Removable
dbgcmd 0: kd> dx -r1 @$cursession.Devices.DeviceTree.Flatten(n => n.Children).Where(n => (n.DeviceNodeObject.CapabilityFlags & 0x10) != 0) @$cursession.Devices.DeviceTree.Flatten(n => n.Children).Where(n => (n.DeviceNodeObject.CapabilityFlags & 0x10) != 0) [0x0] : SWD\PRINTENUM\{2F8DBBB6-F246-4D84-BB1D-AA8761353885} [0x1] : SWD\PRINTENUM\{F210BC77-55A1-4FCA-AA80-013E2B408378} [0x2] : SWD\PRINTENUM\{07940A8E-11F4-46C3-B714-7FF9B87738F8} [0x3] : DISPLAY\Default_Monitor\6&1a097cd8&0&UID5527112 (monitor)
UniqueID
dbgcmd 0: kd> dx -r1 @$cursession.Devices.DeviceTree.Flatten(n => n.Children).Where(n => (n.DeviceNodeObject.CapabilityFlags & 0x40) != 0) @$cursession.Devices.DeviceTree.Flatten(n => n.Children).Where(n => (n.DeviceNodeObject.CapabilityFlags & 0x40) != 0) [0x0] : HTREE\ROOT\0 [0x1] : ROOT\volmgr\0000 (volmgr) [0x2] : ROOT\spaceport\0000 (spaceport) ...
SilentInstall
dbgcmd 0: kd> dx -r1 @$cursession.Devices.DeviceTree.Flatten(n => n.Children).Where(n => (n.DeviceNodeObject.CapabilityFlags & 0x80) != 0) @$cursession.Devices.DeviceTree.Flatten(n => n.Children).Where(n => (n.DeviceNodeObject.CapabilityFlags & 0x80) != 0) [0x0] : HTREE\ROOT\0 [0x1] : ROOT\volmgr\0000 (volmgr) [0x2] : ROOT\spaceport\0000 (spaceport) ...
RawDeviceOk
dbgcmd 0: kd> dx -r1 @$cursession.Devices.DeviceTree.Flatten(n => n.Children).Where(n => (n.DeviceNodeObject.CapabilityFlags & 0x100) != 0) @$cursession.Devices.DeviceTree.Flatten(n => n.Children).Where(n => (n.DeviceNodeObject.CapabilityFlags & 0x100) != 0) [0x0] : HTREE\ROOT\0 [0x1] : SWD\MMDEVAPI\MicrosoftGSWavetableSynth [0x2] : SWD\IP_TUNNEL_VBUS\IP_TUNNEL_DEVICE_ROOT ...
SurpriseRemovalOK
dbgcmd 0: kd> dx -r1 @$cursession.Devices.DeviceTree.Flatten(n => n.Children).Where(n => (n.DeviceNodeObject.CapabilityFlags & 0x200) != 0) @$cursession.Devices.DeviceTree.Flatten(n => n.Children).Where(n => (n.DeviceNodeObject.CapabilityFlags & 0x200) != 0) [0x0] : SWD\MMDEVAPI\MicrosoftGSWavetableSynth [0x1] : SWD\IP_TUNNEL_VBUS\IP_TUNNEL_DEVICE_ROOT [0x2] : SWD\PRINTENUM\PrintQueues ...

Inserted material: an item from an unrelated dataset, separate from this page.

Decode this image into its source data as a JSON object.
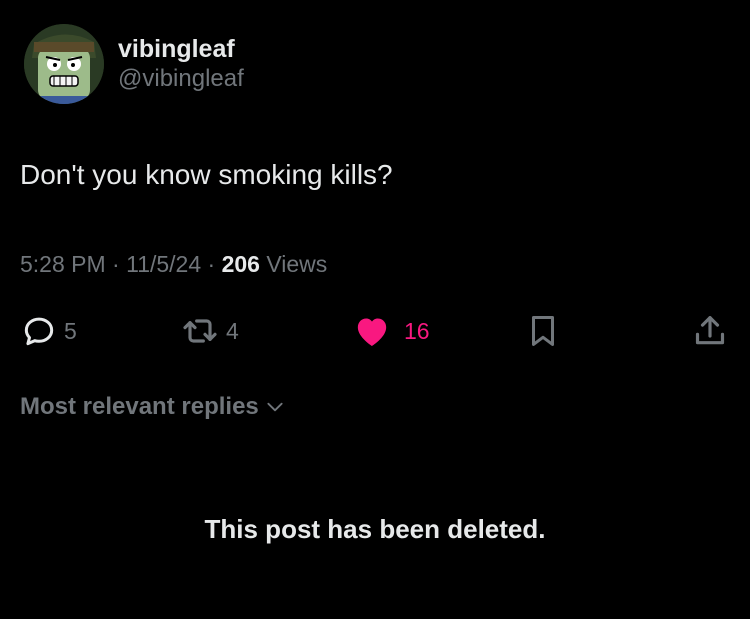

For more information about the CapabilityFlags, see DEVICE_CAPABILITIES.

See also

dx (Display Debugger Object Model Expression)

Native Debugger Objects in NatVis

Native Debugger Objects in JavaScript Extensions